There has been a string of high-profile cases where children have racked up thousands of dollars in credit card charges through in-app purchases. In these cases and others like them, the iOS devices used by the children have not been properly locked down by the parents.
In the first post of the series, we walked you through setting up a child-safe iTunes account and in part two we took a tour of parental controls (restrictions). In part three below, we put the finishing touches on your iOS device by removing stray accounts, deleting apps and turning off social features. Before you hand over an iOS device to your child, use this final checklist to clean up any leftover adult settings.
1. Remove all email accounts from your device. Go to Settings > Mail, Contacts, Calendars. Tap the name of your email account and then tap “Delete Account” at the bottom.
2. Remove all Facebook and Twitter accounts. Go to Settings > Facebook then “Delete Account.” For Twitter, go to Settings > Twitter. Tap on each Twitter account and then select “Delete Account.”
3. Turn off PhotoStream and other iCloud features, but leave on Find My iPhone. Go to Settings > iCloud and turn off all settings except for Find My iPhone. Find My iPhone will let you find the device or lock it if it is lost or stolen.
4. Remove all non-children apps, especially shopping apps like Amazon, PayPal and eBay. To remove an app, touch and hold any application icon on the Home Screen until the icons start to wiggle. Tap the “x” in the corner of the application you want to delete. Tap Delete to remove the application and all of its data from your device.
5. Set a Volume Limit for headphone use. Go to Settings > Music > Volume Limit and use the slider to adjust the maximum volume.
6. Turn off Game Center social features. Open Game Center and tap on the “Me” icon at the bottom. Then tap on your Account: name > View Account to access your Game Center settings. Turn off “Game Invites” and “Nearby Players” to prevent game invitations from strangers. Be sure the Game Center profile is set to private. Also remove all the email addresses from your email list by tapping “Remove Email from Account”. Lastly, turn off Facebook Friend Recommendations at the bottom.
Once you have completed these final touches, your iOS device should be extremely child-safe.
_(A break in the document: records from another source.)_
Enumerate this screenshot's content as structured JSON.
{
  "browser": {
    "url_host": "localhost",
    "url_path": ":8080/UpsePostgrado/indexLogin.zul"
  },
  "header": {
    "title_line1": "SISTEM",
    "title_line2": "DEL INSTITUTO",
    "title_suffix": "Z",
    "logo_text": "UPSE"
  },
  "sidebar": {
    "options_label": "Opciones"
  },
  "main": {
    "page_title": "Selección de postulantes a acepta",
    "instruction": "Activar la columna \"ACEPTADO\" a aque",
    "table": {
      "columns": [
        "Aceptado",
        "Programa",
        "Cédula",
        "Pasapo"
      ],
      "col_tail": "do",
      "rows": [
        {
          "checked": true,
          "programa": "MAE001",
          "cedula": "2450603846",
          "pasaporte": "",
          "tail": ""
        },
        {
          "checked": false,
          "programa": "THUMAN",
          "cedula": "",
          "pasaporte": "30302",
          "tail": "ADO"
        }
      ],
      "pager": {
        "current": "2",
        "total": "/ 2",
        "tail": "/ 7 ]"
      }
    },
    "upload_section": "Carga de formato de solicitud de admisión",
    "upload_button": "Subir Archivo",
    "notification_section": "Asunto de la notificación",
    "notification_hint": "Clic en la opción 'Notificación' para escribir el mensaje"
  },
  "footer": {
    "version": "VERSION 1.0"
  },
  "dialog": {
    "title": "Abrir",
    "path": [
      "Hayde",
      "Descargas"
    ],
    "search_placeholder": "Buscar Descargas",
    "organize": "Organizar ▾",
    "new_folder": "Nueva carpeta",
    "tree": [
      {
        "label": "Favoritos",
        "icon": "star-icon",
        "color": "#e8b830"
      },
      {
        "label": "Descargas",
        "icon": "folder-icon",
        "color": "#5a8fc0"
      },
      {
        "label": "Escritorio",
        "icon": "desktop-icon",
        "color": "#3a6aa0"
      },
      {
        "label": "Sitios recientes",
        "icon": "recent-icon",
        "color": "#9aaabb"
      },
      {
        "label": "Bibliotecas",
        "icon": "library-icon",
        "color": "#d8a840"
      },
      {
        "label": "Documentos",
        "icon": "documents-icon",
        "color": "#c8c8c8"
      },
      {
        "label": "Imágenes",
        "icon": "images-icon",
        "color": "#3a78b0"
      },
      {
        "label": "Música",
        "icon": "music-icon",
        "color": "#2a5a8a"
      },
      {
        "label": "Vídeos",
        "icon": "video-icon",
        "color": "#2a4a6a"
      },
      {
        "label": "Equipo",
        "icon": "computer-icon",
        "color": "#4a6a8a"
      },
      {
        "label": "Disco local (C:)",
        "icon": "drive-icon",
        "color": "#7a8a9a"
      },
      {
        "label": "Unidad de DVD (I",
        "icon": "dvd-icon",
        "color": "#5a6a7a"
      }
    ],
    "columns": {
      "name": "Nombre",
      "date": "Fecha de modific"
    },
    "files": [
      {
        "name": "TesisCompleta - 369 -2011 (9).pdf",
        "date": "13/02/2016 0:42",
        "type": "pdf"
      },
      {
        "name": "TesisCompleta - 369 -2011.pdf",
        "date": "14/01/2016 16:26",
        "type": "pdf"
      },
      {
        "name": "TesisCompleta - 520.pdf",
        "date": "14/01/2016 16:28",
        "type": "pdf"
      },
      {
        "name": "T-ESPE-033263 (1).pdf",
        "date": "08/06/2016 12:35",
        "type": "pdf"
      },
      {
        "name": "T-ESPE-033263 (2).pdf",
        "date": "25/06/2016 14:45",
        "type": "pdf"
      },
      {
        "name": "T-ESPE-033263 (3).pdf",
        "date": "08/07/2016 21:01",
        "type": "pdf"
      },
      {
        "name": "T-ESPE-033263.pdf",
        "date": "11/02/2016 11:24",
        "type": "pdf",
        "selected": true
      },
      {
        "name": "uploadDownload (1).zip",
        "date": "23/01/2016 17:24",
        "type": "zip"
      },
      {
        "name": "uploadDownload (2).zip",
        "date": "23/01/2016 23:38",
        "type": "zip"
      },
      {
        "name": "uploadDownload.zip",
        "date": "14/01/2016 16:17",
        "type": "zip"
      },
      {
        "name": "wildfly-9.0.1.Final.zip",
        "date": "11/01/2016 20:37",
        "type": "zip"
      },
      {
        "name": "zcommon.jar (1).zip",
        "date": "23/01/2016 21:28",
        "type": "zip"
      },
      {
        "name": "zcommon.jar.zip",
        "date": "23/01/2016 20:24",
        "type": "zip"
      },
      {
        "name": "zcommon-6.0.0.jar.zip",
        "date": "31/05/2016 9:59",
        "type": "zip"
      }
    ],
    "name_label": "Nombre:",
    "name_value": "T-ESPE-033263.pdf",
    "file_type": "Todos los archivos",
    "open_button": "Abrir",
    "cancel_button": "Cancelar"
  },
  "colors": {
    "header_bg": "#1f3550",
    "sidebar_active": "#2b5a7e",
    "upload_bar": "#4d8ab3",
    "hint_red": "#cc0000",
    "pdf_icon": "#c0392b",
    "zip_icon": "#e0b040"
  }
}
If you have any other suggestions that’ll help secure an iOS device from the tap-happy hands of a child, please share them in the comments.
Securing your iOS device for your children, Part 3: removing apps, limiting social features and other safety options originally appeared on TUAW – The Unofficial Apple Weblog on Fri, 29 Mar 2013 16:00:00 EST. Please see our terms for use of feeds.